RIP: William B. Neenan, S.J.

Fr. William B. Neenan, S.J., a Jesuit, professor and administrator who lived and worked at Boston College since 1979, has died. According to the Boston College press office, Fr. Neenan passed away yesterday at his BC residence.  

Fr. Neenan was one of the most respected and beloved Jesuits at BC, known for his lunches with students, his famous reading lists, his personal kindness and his academic and administrative proficiency. He was a true living legend. BC's official statement noted:

Advertisement
Throughout his 35 years of service, Fr. Neenan was an active and in-demand presence at Boston College and a highly sought-after speaker at alumni events nationwide. He attended countless reunions and alumni club gatherings, spoke at myriad student forums, served as chair of several administrative search committees and officiated at hundreds of alumni weddings.

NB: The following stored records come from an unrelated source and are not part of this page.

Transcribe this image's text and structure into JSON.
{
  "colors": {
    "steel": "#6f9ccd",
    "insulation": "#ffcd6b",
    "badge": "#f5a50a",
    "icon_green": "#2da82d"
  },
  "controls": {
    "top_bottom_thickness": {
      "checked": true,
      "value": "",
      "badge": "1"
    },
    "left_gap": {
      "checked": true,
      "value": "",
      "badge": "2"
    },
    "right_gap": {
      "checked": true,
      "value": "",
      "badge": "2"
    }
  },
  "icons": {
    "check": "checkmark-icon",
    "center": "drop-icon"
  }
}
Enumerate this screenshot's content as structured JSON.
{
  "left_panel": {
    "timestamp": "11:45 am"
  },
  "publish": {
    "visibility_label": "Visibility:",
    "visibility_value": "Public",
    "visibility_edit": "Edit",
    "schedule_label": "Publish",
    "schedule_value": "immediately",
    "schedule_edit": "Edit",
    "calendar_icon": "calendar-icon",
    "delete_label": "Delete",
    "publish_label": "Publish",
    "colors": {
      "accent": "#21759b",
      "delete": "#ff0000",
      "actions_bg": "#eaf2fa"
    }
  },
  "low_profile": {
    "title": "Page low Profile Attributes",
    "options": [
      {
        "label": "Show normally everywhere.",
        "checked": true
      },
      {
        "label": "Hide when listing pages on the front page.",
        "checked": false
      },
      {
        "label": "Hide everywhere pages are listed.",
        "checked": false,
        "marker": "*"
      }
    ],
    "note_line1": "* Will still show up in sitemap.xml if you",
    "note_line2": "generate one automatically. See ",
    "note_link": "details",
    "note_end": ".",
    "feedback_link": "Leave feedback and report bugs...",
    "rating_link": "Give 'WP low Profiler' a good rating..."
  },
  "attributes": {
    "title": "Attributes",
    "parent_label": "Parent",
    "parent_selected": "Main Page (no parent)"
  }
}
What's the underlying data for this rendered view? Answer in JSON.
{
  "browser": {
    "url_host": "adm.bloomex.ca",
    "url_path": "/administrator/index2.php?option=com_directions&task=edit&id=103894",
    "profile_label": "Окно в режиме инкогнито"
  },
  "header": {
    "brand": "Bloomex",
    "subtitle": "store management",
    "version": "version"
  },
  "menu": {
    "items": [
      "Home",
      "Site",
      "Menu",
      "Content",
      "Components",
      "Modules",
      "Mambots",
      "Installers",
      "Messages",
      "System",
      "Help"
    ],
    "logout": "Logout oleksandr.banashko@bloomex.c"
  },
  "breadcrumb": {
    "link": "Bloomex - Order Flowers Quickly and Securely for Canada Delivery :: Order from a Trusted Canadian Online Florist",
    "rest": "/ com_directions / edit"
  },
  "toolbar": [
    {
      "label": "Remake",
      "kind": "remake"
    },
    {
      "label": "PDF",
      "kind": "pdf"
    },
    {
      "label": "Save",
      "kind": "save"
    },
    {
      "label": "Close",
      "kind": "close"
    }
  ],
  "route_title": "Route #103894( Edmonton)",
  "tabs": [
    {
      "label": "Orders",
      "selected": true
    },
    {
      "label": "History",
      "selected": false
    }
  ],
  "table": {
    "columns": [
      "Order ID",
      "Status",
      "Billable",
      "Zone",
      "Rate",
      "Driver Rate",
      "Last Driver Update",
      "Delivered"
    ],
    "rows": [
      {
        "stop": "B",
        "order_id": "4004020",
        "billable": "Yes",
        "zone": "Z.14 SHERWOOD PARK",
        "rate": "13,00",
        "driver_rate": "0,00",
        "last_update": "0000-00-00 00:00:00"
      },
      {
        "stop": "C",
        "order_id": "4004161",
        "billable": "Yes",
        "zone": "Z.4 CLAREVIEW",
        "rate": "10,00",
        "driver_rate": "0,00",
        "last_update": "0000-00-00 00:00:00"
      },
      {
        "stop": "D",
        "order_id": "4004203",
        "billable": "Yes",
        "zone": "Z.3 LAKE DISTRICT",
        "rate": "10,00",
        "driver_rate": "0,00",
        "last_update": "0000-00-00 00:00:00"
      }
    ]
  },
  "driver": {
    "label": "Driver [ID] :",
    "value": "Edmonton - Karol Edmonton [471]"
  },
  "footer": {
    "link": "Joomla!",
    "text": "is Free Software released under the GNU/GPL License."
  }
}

His mellifluous voice, familiar to all in the BC community, is among those of administrators and faculty members included on the University's mobile “Tour of the Heights.”
 

Here is Fr. Neenan talking to students at Boston College on a theme that he described this way: "He was born on third base; he thinks he hit a triple."

 

Comments are automatically closed two weeks after an article's initial publication. See our comments policy for more.

Advertisement

The latest from america

 10.17.2018 Pope Francis greets Cardinal Blase J. Cupich of Chicago before a session of the Synod of Bishops on young people, the faith and vocational discernment at the Vatican Oct. 16. (CNS photo/Vatican Media)
“We take people where they are, walking with them, moving forward,” Cardinal Blase Cupich said.
Michael J. O’LoughlinOctober 20, 2018
Catherine Pakaluk, who currently teaches at the Catholic University of America and holds a Ph.D. in Economics from Harvard University, describes her tweet to Mr. Macron as “spirited” and “playful.”
Emma Winters October 19, 2018
A new proposal from the Department of Homeland Security could make it much more difficult for legal immigrants to get green cards in the United States. But even before its implementation, the proposal has led immigrants to avoid receiving public benefits.
J.D. Long-GarcíaOctober 19, 2018
 Archbishop Carlo Maria Vigano, then nuncio to the United States, and then-Cardinal Theodore E. McCarrick of Washington, are seen in a combination photo during the beatification Mass of Blessed Miriam Teresa Demjanovich at the Cathedral Basilica of the Sacred Heart in Newark, N.J., Oct. 4, 2014. (CNS photo/Gregory A. Shemitz)
In this third letter Archbishop Viganò no longer insists, as he did so forcefully in his first letter, that the restrictions that he claimed Benedict XVI had imposed on Archbishop McCarrick—one he alleges that Pope Francis later lifted—can be understood as “sanctions.”
Gerard O’ConnellOctober 19, 2018